● **EXERCISE INSTRUCTIONS**
Would you filter these records and copy every line that has the word "email"?
◇ ◇ ◇ ◇ ◇ ◇ ◇
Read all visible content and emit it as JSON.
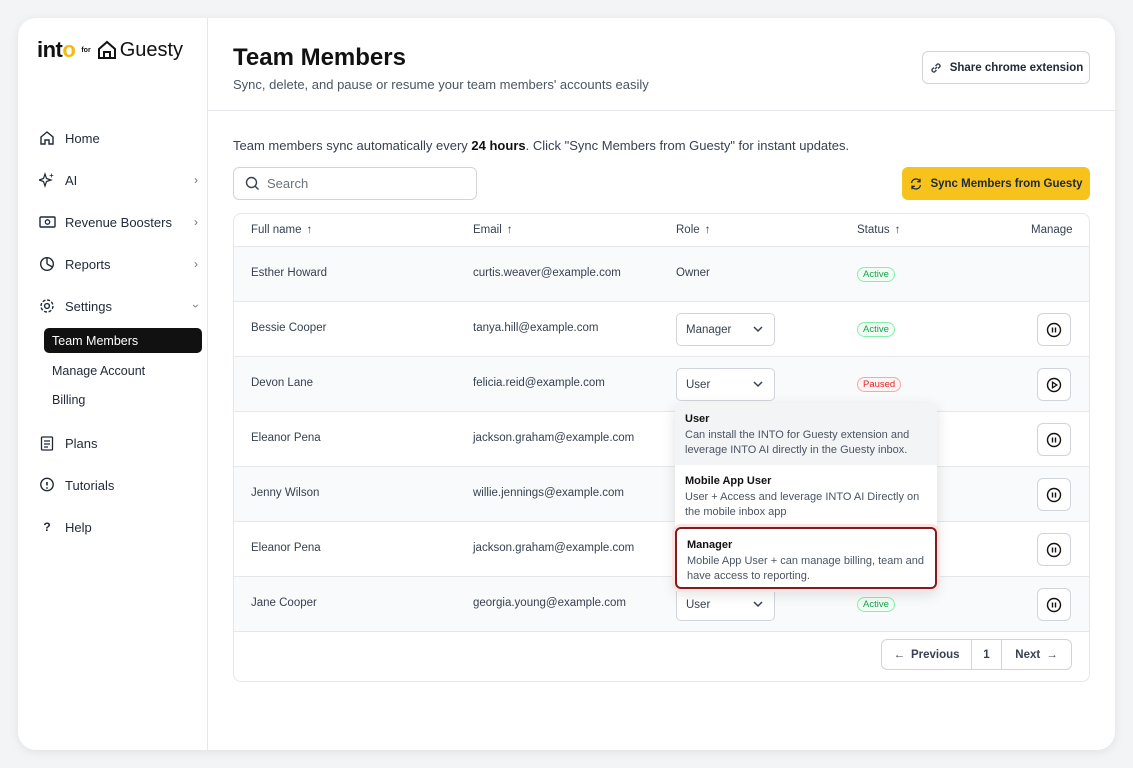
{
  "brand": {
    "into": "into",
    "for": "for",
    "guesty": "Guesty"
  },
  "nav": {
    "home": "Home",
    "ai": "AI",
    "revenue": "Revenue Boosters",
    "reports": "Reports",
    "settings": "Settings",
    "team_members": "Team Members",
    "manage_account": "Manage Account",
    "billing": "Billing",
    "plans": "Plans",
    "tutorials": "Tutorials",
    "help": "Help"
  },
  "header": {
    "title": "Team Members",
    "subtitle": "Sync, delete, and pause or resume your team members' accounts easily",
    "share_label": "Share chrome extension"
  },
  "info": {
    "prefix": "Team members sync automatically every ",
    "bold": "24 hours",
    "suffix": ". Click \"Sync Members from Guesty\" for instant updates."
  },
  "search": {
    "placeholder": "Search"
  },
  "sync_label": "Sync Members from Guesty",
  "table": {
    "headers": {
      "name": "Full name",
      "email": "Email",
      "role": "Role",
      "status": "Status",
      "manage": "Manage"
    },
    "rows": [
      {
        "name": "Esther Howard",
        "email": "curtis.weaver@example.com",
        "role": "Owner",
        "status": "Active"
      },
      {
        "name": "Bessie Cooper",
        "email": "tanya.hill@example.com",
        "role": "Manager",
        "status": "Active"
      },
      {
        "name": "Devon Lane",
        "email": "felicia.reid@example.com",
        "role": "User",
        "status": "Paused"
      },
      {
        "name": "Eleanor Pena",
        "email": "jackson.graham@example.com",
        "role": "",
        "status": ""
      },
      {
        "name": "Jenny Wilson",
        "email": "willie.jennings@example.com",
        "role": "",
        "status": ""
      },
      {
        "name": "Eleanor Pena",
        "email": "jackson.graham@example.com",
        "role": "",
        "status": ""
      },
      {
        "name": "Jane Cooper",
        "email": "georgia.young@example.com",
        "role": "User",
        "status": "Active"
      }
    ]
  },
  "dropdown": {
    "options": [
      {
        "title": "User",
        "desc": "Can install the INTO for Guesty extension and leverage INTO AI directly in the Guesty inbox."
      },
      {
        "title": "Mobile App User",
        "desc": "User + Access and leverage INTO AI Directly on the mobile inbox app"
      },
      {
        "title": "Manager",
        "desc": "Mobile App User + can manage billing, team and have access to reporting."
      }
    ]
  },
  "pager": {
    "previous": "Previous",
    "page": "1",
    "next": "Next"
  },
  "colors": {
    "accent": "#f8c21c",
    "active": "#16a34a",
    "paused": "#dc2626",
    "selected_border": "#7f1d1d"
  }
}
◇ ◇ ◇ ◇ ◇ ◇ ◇
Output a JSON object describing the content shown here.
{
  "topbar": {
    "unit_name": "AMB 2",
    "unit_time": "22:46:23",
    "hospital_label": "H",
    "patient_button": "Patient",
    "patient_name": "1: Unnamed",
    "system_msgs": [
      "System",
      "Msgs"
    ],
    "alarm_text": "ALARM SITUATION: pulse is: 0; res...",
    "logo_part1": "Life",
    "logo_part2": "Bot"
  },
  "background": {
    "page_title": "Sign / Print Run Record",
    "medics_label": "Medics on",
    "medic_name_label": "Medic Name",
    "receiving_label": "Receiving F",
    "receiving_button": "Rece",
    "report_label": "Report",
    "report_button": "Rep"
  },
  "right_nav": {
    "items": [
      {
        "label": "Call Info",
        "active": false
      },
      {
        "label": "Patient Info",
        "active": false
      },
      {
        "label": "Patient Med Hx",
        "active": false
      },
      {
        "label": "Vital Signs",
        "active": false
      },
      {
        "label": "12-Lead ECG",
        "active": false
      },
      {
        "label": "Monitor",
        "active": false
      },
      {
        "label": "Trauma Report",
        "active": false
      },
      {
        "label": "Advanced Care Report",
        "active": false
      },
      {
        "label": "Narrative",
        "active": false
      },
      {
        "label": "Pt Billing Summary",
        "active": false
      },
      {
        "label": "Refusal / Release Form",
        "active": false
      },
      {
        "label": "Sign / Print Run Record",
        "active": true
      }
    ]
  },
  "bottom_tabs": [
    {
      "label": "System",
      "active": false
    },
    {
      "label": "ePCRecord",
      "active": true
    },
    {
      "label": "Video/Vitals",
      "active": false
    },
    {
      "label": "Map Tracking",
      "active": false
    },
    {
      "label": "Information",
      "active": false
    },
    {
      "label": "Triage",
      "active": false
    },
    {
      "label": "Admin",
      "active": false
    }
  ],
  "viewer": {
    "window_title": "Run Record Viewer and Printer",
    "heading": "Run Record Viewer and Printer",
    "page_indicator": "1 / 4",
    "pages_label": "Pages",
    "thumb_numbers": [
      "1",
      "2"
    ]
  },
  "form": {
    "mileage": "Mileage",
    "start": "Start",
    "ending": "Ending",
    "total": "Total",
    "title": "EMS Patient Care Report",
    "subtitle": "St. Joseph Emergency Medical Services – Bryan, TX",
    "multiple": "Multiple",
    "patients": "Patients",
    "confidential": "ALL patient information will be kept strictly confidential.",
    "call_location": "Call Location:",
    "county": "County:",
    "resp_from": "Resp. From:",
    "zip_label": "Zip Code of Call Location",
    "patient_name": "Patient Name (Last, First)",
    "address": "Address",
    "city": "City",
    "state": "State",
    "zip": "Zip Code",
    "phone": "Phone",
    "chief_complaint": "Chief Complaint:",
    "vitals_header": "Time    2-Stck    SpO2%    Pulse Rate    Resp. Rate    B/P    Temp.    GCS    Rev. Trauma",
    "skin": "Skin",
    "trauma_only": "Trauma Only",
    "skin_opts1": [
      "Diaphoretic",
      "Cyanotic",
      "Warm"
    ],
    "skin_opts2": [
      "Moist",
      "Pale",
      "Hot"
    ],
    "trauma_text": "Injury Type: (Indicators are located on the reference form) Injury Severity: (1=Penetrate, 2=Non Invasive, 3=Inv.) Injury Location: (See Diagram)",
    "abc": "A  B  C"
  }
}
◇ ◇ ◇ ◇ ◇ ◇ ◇
● **TASK SOLUTION**
      "email": "Email",
        "email": "curtis.weaver@example.com",
        "email": "tanya.hill@example.com",
        "email": "felicia.reid@example.com",
        "email": "jackson.graham@example.com",
        "email": "willie.jennings@example.com",
        "email": "jackson.graham@example.com",
        "email": "georgia.young@example.com",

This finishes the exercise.